Though it’s not received much attention in the financial press, the effect of upcoming fuel economy and emissions regulations, both in the United States and the European Union, on Jaguar and Land Rover have the potential to be crippling to both brands. Their German competitors all have strategies in place for dealing with these upcoming regulations. Audi, for example, has Volkswagen to help offset the costs. BMW and Daimler each have much larger volumes than Jaguar and both are committed to moving down-market with smaller, more fuel efficient vehicles. BMW and Daimler also have alluded to the possibility of collaboration on powertrains, as necessary to meet EU regulations.
Jaguar and Land Rover, however, are far behind their competitors in developing alternate fuel technologies, partly because Ford didn’t invest the money in developing them for those brands and partly because Ford itself, despite all of the “green” talk of former CEO Bill Ford, Jr., is itself lagging in that area. Though Toyota’s Prius has given that company the public image of being “green,” it’s General Motors which actually has the technological lead in hybrids, electric cars, and ethanol. The only companies that come even close – Chrysler and BMW – do so because they’ve collaborated with GM.
Tata has, of course, made headlines with its $2,500 car, the cheap car for the emerging world, the car that no one else could build.
Tata, however, has yet to prove that they can make money on that car. While it seems obvious that emerging countries would want a cheap car, history teaches that no one really wants to be labeled as driving a “cheap car.”
Tata is, at bottom, betting that the people who make cars are missing something. That’s the same theory, though on a lesser scale, that animated the Cerberus purchase of Chrysler.
It is conventional wisdom among many, perhaps self included, to criticize the domestic automakers.
But, this time Ford hit a home run. It lost money, because it had poor management when it had Jaques Nasser running the company. He was the man who acquired all of these brands that Ford is now selling, more as a matter of personal flair than of economic sense. Of course, the Ford family let him do it, which is a tribute to their stupidity. The same brillian management that tolerates the Detroit Lions has animated Ford since Hank the Duece’s death.
But, even so, dumping Jag and Land Rover was brilliant. Getting paid real money for them was miraculous.
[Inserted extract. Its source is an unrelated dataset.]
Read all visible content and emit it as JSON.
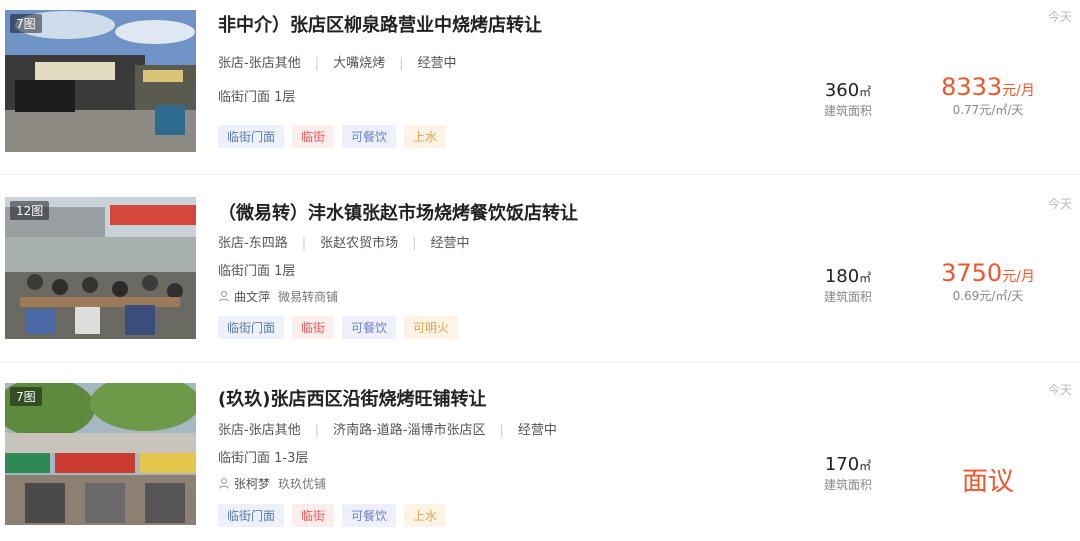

This much can be said for Bill Ford, Jr. - he had the wisdom to get a guy that could sell those brands into the company, and it paid off.
Think about it.
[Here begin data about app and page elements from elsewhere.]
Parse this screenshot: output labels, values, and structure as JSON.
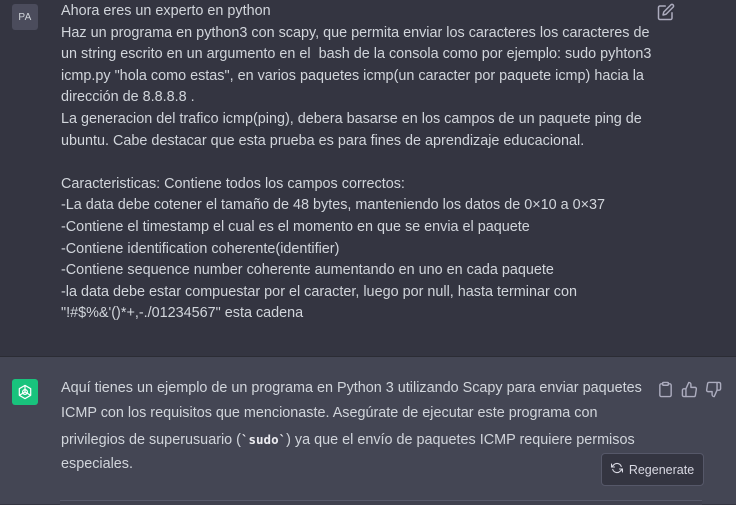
{
  "user_message": {
    "avatar_initials": "PA",
    "lines": [
      "Ahora eres un experto en python",
      "Haz un programa en python3 con scapy, que permita enviar los caracteres los caracteres de",
      "un string escrito en un argumento en el  bash de la consola como por ejemplo: sudo pyhton3",
      "icmp.py \"hola como estas\", en varios paquetes icmp(un caracter por paquete icmp) hacia la",
      "dirección de 8.8.8.8 .",
      "La generacion del trafico icmp(ping), debera basarse en los campos de un paquete ping de",
      "ubuntu. Cabe destacar que esta prueba es para fines de aprendizaje educacional.",
      "",
      "Caracteristicas: Contiene todos los campos correctos:",
      "-La data debe cotener el tamaño de 48 bytes, manteniendo los datos de 0×10 a 0×37",
      "-Contiene el timestamp el cual es el momento en que se envia el paquete",
      "-Contiene identification coherente(identifier)",
      "-Contiene sequence number coherente aumentando en uno en cada paquete",
      "-la data debe estar compuestar por el caracter, luego por null, hasta terminar con",
      "\"!#$%&'()*+,-./01234567\" esta cadena"
    ],
    "edit_icon": "pencil-square-icon"
  },
  "assistant_message": {
    "line1": "Aquí tienes un ejemplo de un programa en Python 3 utilizando Scapy para enviar paquetes",
    "line2": "ICMP con los requisitos que mencionaste. Asegúrate de ejecutar este programa con",
    "line3_before": "privilegios de superusuario (",
    "line3_code": "`sudo`",
    "line3_after": ") ya que el envío de paquetes ICMP requiere permisos",
    "line4": "especiales.",
    "icons": [
      "clipboard-icon",
      "thumbs-up-icon",
      "thumbs-down-icon"
    ]
  },
  "regenerate": {
    "label": "Regenerate",
    "icon": "refresh-icon"
  },
  "colors": {
    "user_bg": "#343541",
    "assistant_bg": "#444654",
    "bot_avatar": "#19c37d",
    "text": "#d1d5db"
  }
}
It costs at least $5 billion to bring a new car, using conventional technology but a new platform, to market. That’s money out the door before the first set of wheels is sold.
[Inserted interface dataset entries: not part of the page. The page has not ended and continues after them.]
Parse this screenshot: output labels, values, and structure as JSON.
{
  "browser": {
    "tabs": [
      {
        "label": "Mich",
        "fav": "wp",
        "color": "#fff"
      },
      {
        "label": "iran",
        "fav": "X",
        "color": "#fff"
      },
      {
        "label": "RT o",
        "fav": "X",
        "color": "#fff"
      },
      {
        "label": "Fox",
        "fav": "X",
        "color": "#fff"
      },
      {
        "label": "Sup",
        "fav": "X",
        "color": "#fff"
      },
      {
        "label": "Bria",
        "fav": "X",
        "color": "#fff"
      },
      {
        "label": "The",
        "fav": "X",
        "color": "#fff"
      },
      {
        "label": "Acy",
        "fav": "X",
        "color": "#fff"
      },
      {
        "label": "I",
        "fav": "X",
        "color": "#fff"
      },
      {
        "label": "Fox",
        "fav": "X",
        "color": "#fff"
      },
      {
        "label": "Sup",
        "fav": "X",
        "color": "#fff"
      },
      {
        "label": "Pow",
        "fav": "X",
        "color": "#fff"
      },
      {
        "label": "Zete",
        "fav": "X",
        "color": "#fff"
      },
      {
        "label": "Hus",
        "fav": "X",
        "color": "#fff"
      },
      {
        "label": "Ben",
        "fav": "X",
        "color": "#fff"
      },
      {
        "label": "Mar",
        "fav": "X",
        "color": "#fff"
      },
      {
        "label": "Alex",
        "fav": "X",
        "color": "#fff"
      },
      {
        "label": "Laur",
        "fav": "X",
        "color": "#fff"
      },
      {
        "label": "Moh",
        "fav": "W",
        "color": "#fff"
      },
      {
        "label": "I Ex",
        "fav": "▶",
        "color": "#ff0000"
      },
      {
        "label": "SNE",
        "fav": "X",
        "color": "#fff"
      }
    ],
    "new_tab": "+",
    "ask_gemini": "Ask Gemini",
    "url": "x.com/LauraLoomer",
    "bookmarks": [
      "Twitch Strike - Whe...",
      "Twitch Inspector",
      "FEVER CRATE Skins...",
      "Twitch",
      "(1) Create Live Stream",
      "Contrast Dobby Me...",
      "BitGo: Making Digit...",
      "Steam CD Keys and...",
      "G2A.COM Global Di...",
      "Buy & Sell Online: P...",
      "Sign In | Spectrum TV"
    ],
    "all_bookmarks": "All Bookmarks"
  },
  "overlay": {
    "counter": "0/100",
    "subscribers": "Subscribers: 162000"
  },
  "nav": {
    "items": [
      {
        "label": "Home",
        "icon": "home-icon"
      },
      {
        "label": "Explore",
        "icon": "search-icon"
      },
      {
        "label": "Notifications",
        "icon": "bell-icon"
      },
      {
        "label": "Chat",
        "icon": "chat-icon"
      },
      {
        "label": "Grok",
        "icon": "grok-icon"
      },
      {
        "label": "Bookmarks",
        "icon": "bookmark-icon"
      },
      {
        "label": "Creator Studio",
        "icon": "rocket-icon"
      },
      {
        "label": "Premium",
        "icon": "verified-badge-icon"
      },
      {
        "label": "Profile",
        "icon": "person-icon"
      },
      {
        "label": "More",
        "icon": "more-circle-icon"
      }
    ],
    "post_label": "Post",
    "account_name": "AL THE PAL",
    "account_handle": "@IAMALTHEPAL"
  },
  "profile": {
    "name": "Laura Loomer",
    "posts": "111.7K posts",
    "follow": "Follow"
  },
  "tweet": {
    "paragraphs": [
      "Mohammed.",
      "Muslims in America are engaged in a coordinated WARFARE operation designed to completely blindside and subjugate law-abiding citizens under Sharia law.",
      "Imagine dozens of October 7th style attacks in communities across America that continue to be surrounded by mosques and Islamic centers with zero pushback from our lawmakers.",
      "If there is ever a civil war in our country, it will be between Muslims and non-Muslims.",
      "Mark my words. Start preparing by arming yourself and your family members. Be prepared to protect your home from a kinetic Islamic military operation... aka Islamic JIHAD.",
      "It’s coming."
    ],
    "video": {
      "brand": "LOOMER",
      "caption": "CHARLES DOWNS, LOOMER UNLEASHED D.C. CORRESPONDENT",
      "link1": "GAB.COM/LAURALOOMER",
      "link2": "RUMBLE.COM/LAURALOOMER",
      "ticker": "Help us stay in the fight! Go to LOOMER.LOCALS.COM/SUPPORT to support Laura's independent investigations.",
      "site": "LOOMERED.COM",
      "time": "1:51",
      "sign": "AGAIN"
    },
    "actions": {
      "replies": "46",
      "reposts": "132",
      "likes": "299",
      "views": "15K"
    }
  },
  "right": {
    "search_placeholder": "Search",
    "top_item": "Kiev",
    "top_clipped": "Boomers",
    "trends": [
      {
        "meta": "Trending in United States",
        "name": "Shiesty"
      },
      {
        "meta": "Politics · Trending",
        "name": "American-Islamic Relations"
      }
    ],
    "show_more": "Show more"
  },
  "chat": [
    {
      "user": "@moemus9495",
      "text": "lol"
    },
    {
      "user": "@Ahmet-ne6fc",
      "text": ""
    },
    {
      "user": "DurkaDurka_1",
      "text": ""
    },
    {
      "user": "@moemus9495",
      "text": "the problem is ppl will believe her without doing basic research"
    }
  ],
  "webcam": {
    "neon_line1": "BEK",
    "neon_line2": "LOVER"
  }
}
Then, you have to sell the thing on price because somebody else made the same $5 billion investment, and – when it comes right down to it – you’re selling a commodity. Even though you’d like your product to be a prestige item, like a Rolex, reality intrudes: even prestige is a commodity. You can get it from a Cadillac, a BMW, a Benz, or an Audi.
And, of course, there are few products more dependent on the price of money than cars. It’s not the interest rate paid by the consumer that’s important. It’s the ability to keep the consumer paying the monthly, even as the price of the product goes up. That requires, at root, an expanding credit market, one that banks (pardon the pun) on the notion that tomorrow will always be better than today. That is not, however, the current expectation.
So, Tata is now the owner of Jaguar and Land Rover.
No doubt, we all wish them well. We all have fond memories of Sir William Lyons and the XK-E.
But, then, we also fondly recall the Duesenberg.